__Instructions for the task__. Could you restate every line of the data word for word?

Collection entries
━━━━━━
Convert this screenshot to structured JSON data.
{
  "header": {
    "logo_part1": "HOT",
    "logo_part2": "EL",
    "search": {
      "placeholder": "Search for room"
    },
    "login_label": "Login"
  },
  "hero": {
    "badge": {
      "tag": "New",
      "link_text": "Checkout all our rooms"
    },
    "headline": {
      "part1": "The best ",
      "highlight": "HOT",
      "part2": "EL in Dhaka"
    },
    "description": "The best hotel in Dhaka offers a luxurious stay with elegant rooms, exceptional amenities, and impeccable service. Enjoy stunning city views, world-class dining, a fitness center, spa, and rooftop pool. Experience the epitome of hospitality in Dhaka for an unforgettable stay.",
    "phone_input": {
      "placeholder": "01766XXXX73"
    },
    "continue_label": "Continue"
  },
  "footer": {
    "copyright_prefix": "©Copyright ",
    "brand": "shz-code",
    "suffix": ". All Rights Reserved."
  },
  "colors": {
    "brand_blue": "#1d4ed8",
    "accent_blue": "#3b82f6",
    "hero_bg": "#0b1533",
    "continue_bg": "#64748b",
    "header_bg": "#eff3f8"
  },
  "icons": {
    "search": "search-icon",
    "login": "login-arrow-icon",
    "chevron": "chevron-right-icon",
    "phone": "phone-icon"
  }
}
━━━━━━
__Finished task__.
Convert this screenshot to structured JSON data.
{
  "header": {
    "logo_part1": "HOT",
    "logo_part2": "EL",
    "search": {
      "placeholder": "Search for room"
    },
    "login_label": "Login"
  },
  "hero": {
    "badge": {
      "tag": "New",
      "link_text": "Checkout all our rooms"
    },
    "headline": {
      "part1": "The best ",
      "highlight": "HOT",
      "part2": "EL in Dhaka"
    },
    "description": "The best hotel in Dhaka offers a luxurious stay with elegant rooms, exceptional amenities, and impeccable service. Enjoy stunning city views, world-class dining, a fitness center, spa, and rooftop pool. Experience the epitome of hospitality in Dhaka for an unforgettable stay.",
    "phone_input": {
      "placeholder": "01766XXXX73"
    },
    "continue_label": "Continue"
  },
  "footer": {
    "copyright_prefix": "©Copyright ",
    "brand": "shz-code",
    "suffix": ". All Rights Reserved."
  },
  "colors": {
    "brand_blue": "#1d4ed8",
    "accent_blue": "#3b82f6",
    "hero_bg": "#0b1533",
    "continue_bg": "#64748b",
    "header_bg": "#eff3f8"
  },
  "icons": {
    "search": "search-icon",
    "login": "login-arrow-icon",
    "chevron": "chevron-right-icon",
    "phone": "phone-icon"
  }
}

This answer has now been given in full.